Output the full listing exactly.

=== Material for the task ===

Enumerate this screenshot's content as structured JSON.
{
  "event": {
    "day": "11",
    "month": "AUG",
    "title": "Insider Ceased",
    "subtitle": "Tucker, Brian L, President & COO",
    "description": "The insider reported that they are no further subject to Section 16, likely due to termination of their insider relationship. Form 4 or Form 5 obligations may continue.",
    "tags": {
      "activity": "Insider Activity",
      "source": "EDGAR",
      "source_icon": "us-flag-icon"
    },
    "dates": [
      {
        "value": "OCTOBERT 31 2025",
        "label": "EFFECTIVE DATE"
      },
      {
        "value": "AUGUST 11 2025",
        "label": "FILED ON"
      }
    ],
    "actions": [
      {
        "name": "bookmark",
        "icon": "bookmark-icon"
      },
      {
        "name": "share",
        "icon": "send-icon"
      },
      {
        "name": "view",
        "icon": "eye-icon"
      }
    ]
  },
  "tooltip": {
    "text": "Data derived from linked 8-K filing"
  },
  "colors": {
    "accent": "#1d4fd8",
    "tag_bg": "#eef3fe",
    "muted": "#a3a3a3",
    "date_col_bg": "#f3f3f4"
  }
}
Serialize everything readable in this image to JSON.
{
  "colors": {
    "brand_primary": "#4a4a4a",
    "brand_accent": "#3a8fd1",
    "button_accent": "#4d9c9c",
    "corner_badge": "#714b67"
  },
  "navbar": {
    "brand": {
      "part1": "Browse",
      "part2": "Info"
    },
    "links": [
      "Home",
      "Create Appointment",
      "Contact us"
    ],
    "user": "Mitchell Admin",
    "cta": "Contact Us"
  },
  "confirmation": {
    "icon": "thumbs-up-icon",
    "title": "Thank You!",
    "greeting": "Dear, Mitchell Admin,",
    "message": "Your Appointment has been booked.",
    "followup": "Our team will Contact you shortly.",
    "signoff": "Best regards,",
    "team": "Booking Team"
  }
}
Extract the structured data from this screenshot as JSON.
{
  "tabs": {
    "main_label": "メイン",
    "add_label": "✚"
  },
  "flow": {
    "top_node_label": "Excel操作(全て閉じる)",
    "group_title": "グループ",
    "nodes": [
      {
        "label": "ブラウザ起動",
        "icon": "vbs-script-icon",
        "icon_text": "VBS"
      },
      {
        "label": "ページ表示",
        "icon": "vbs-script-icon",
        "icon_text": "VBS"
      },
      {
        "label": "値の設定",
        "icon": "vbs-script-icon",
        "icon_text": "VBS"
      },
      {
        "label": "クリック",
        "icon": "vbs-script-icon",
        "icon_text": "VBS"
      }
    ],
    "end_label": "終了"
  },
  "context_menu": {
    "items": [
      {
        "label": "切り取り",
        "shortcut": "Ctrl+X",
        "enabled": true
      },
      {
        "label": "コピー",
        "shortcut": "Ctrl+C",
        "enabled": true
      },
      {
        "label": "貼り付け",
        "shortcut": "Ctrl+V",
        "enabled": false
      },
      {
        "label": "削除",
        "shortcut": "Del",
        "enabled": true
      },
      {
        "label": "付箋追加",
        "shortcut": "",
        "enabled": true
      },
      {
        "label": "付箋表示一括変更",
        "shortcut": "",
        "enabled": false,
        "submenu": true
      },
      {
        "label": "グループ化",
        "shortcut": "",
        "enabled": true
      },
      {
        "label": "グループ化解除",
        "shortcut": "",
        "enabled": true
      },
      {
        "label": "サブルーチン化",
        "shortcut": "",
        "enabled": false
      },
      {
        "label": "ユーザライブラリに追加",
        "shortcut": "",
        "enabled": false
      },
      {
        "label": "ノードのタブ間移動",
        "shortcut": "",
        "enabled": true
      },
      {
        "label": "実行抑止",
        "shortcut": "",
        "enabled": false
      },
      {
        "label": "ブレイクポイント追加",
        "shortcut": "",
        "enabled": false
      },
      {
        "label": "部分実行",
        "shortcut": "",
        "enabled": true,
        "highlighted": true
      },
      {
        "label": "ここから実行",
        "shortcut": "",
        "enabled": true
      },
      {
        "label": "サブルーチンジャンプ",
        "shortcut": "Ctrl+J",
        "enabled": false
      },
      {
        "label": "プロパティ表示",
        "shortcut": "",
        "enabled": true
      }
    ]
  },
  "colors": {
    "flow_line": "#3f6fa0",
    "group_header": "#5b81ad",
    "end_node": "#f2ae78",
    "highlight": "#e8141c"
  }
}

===

* _Answer area_:
Enumerate this screenshot's content as structured JSON.
{
  "event": {
    "day": "11",
    "month": "AUG",
    "title": "Insider Ceased",
    "subtitle": "Tucker, Brian L, President & COO",
    "description": "The insider reported that they are no further subject to Section 16, likely due to termination of their insider relationship. Form 4 or Form 5 obligations may continue.",
    "tags": {
      "activity": "Insider Activity",
      "source": "EDGAR",
      "source_icon": "us-flag-icon"
    },
    "dates": [
      {
        "value": "OCTOBERT 31 2025",
        "label": "EFFECTIVE DATE"
      },
      {
        "value": "AUGUST 11 2025",
        "label": "FILED ON"
      }
    ],
    "actions": [
      {
        "name": "bookmark",
        "icon": "bookmark-icon"
      },
      {
        "name": "share",
        "icon": "send-icon"
      },
      {
        "name": "view",
        "icon": "eye-icon"
      }
    ]
  },
  "tooltip": {
    "text": "Data derived from linked 8-K filing"
  },
  "colors": {
    "accent": "#1d4fd8",
    "tag_bg": "#eef3fe",
    "muted": "#a3a3a3",
    "date_col_bg": "#f3f3f4"
  }
}
Serialize everything readable in this image to JSON.
{
  "colors": {
    "brand_primary": "#4a4a4a",
    "brand_accent": "#3a8fd1",
    "button_accent": "#4d9c9c",
    "corner_badge": "#714b67"
  },
  "navbar": {
    "brand": {
      "part1": "Browse",
      "part2": "Info"
    },
    "links": [
      "Home",
      "Create Appointment",
      "Contact us"
    ],
    "user": "Mitchell Admin",
    "cta": "Contact Us"
  },
  "confirmation": {
    "icon": "thumbs-up-icon",
    "title": "Thank You!",
    "greeting": "Dear, Mitchell Admin,",
    "message": "Your Appointment has been booked.",
    "followup": "Our team will Contact you shortly.",
    "signoff": "Best regards,",
    "team": "Booking Team"
  }
}
Extract the structured data from this screenshot as JSON.
{
  "tabs": {
    "main_label": "メイン",
    "add_label": "✚"
  },
  "flow": {
    "top_node_label": "Excel操作(全て閉じる)",
    "group_title": "グループ",
    "nodes": [
      {
        "label": "ブラウザ起動",
        "icon": "vbs-script-icon",
        "icon_text": "VBS"
      },
      {
        "label": "ページ表示",
        "icon": "vbs-script-icon",
        "icon_text": "VBS"
      },
      {
        "label": "値の設定",
        "icon": "vbs-script-icon",
        "icon_text": "VBS"
      },
      {
        "label": "クリック",
        "icon": "vbs-script-icon",
        "icon_text": "VBS"
      }
    ],
    "end_label": "終了"
  },
  "context_menu": {
    "items": [
      {
        "label": "切り取り",
        "shortcut": "Ctrl+X",
        "enabled": true
      },
      {
        "label": "コピー",
        "shortcut": "Ctrl+C",
        "enabled": true
      },
      {
        "label": "貼り付け",
        "shortcut": "Ctrl+V",
        "enabled": false
      },
      {
        "label": "削除",
        "shortcut": "Del",
        "enabled": true
      },
      {
        "label": "付箋追加",
        "shortcut": "",
        "enabled": true
      },
      {
        "label": "付箋表示一括変更",
        "shortcut": "",
        "enabled": false,
        "submenu": true
      },
      {
        "label": "グループ化",
        "shortcut": "",
        "enabled": true
      },
      {
        "label": "グループ化解除",
        "shortcut": "",
        "enabled": true
      },
      {
        "label": "サブルーチン化",
        "shortcut": "",
        "enabled": false
      },
      {
        "label": "ユーザライブラリに追加",
        "shortcut": "",
        "enabled": false
      },
      {
        "label": "ノードのタブ間移動",
        "shortcut": "",
        "enabled": true
      },
      {
        "label": "実行抑止",
        "shortcut": "",
        "enabled": false
      },
      {
        "label": "ブレイクポイント追加",
        "shortcut": "",
        "enabled": false
      },
      {
        "label": "部分実行",
        "shortcut": "",
        "enabled": true,
        "highlighted": true
      },
      {
        "label": "ここから実行",
        "shortcut": "",
        "enabled": true
      },
      {
        "label": "サブルーチンジャンプ",
        "shortcut": "Ctrl+J",
        "enabled": false
      },
      {
        "label": "プロパティ表示",
        "shortcut": "",
        "enabled": true
      }
    ]
  },
  "colors": {
    "flow_line": "#3f6fa0",
    "group_header": "#5b81ad",
    "end_node": "#f2ae78",
    "highlight": "#e8141c"
  }
}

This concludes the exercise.